GREENVILLE — When 50 young adults met in a dimly lit, subterranean coffee shop called Carpenter’s Cellar on March 10, they had brighter, higher things on their minds. It was the monthly meeting of Theology a’ Latte, a different kind of learning experience in a setting out of the Beat Generation. But these were no existentialist poets; these were professionals and people in the mainstream of a modern civilization, Catholics all.
The common perception is that Catholics who reach their 20s or 30s comprise the group least attracted to a life of faith. They wander away from their religion as they strive for success in marriage and career. They are too young to be overly concerned with their own mortality, too old to be obedient any longer to Church authority. And too stressed with their upward mobility to have the energy to study the intricacies of Catholicism.
That perception would wither quickly in the presence of the Disciples of Christ (DOC). The DOC is a ministry at St. Mary Church for young adults, both married and single. It is a multifaceted organization peopled by Christians active in ministry.
“There are five components to the DOC,” said member Jessie Eisenmann. “There’s our pro-life effort, service projects, social events, small (prayer) groups and an education component.”

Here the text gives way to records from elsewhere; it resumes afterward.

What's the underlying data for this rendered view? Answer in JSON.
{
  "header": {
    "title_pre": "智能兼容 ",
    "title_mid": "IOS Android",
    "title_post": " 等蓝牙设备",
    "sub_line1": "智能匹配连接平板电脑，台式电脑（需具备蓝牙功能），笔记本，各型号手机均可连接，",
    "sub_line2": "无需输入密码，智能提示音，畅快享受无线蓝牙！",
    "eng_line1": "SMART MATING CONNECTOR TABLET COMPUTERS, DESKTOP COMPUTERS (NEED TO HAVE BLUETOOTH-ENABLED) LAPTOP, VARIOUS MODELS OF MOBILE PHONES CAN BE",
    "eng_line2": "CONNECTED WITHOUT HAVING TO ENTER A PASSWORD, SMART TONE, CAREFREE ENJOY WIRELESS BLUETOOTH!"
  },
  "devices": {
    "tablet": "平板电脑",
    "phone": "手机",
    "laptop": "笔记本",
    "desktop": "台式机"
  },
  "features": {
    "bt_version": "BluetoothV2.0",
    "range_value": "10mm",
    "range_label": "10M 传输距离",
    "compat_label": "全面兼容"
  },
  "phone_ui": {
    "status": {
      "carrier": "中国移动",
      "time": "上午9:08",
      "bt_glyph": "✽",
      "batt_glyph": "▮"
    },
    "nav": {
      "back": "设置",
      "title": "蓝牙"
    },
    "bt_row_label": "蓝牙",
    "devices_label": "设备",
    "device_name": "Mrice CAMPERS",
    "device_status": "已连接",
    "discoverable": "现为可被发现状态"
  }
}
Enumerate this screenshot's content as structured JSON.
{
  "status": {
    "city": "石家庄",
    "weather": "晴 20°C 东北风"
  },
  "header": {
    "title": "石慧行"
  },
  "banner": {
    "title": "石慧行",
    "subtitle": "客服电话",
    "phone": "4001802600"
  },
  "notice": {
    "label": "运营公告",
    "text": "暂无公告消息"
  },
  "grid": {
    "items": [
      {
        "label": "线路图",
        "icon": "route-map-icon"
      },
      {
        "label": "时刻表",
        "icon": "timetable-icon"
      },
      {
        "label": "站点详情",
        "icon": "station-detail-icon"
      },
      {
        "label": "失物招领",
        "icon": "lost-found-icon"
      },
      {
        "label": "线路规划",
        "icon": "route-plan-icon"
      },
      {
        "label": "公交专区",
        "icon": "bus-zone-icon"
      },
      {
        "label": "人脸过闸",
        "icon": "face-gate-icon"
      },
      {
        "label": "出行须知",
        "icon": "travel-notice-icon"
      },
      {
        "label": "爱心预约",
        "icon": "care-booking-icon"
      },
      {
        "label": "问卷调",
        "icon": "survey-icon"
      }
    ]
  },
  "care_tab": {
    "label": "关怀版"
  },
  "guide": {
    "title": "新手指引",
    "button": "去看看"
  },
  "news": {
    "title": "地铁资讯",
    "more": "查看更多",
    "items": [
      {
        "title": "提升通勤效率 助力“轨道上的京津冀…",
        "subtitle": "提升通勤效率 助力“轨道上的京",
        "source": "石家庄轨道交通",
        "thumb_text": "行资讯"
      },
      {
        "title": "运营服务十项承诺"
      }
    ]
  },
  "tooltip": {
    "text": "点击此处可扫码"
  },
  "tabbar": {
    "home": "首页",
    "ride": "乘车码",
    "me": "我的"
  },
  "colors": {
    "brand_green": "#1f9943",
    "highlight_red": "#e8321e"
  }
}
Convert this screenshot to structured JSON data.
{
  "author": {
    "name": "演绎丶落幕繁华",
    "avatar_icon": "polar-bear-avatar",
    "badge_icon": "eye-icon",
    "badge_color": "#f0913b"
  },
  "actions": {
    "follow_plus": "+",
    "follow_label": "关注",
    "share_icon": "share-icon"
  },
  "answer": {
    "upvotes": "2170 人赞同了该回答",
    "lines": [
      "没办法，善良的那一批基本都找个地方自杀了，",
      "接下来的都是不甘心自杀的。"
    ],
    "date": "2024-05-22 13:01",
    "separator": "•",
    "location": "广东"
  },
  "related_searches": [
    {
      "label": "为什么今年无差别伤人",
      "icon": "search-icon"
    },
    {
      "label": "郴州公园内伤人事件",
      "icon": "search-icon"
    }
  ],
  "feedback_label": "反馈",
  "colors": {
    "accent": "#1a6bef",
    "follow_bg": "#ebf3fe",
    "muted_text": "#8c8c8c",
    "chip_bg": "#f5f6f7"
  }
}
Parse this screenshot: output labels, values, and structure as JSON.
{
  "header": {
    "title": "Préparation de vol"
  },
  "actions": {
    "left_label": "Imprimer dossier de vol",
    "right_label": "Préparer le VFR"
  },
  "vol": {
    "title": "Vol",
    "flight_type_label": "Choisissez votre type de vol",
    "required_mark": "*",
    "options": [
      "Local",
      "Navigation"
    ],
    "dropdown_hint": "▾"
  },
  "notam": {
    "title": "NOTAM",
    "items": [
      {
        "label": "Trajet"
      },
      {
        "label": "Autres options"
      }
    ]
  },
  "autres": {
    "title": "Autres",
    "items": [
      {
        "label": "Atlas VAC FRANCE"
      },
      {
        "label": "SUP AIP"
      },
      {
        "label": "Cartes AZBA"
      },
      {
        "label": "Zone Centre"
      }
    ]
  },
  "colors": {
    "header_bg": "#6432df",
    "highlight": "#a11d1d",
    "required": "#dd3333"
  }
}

For a typical pro-life exercise in ministry, they picket abortion clinics every month. For the current service project, Michael McIntyre solicited volunteers for a Saturday gig at a children’s shelter. They went skiing over the winter as their social event, and the small groups are organized and functioning weekly. Theology a’ Latte is the DOC’s main educational piece.
“We meet once a month. Usually, we have a priest talk to us, but we’ve also had a deacon, an RCIA instructor and other lay people. Tonight we have a bigger turnout than usual because everybody wants to hear Father Newman,” Eisenmann said.
McIntyre, who organizes the Latte meetings, asked the priest to speak about the sacrament of reconciliation. He dove right in.
“Confession is not something to be feared, but something to be grateful for; it’s God’s Easter gift to us,” said Father Jay Scott Newman, pastor of St. Mary. “The most urgent thing on Jesus’ mind when he came back from the grave was to give his apostles a share in his ministry.”
He quoted from the 20th chapter of John’s Gospel, when Jesus said to the 11: “As the Father sent me, so I send you.”
And he spoke about God using humans, the beings created in his image and likeness, as the instruments through which good things happen.
“One of the great truths of the Christian faith is that the grace of redemption is given by God through human mediators,” Father Newman said. “It’s the foundation of the entire sacramental economy.”
His hour-long talk was heavy in theology and Scripture, but the participants hung on his every word. At the end, they peppered him with questions about such things as temporal versus eternal punishment, culpability, even purgatory. The DOC members sat at tables, lounged on the floor and leaned against poles, but they all got into the lesson. The priest was impressed.
“(Their faith) is a very powerful thing,” he said. “This is a blessing for the whole congregation.”
The next Theology a’ Latte is scheduled for the second Thursday in April in the same coffee house. The DOC will engage in a game of Catholic Trivia.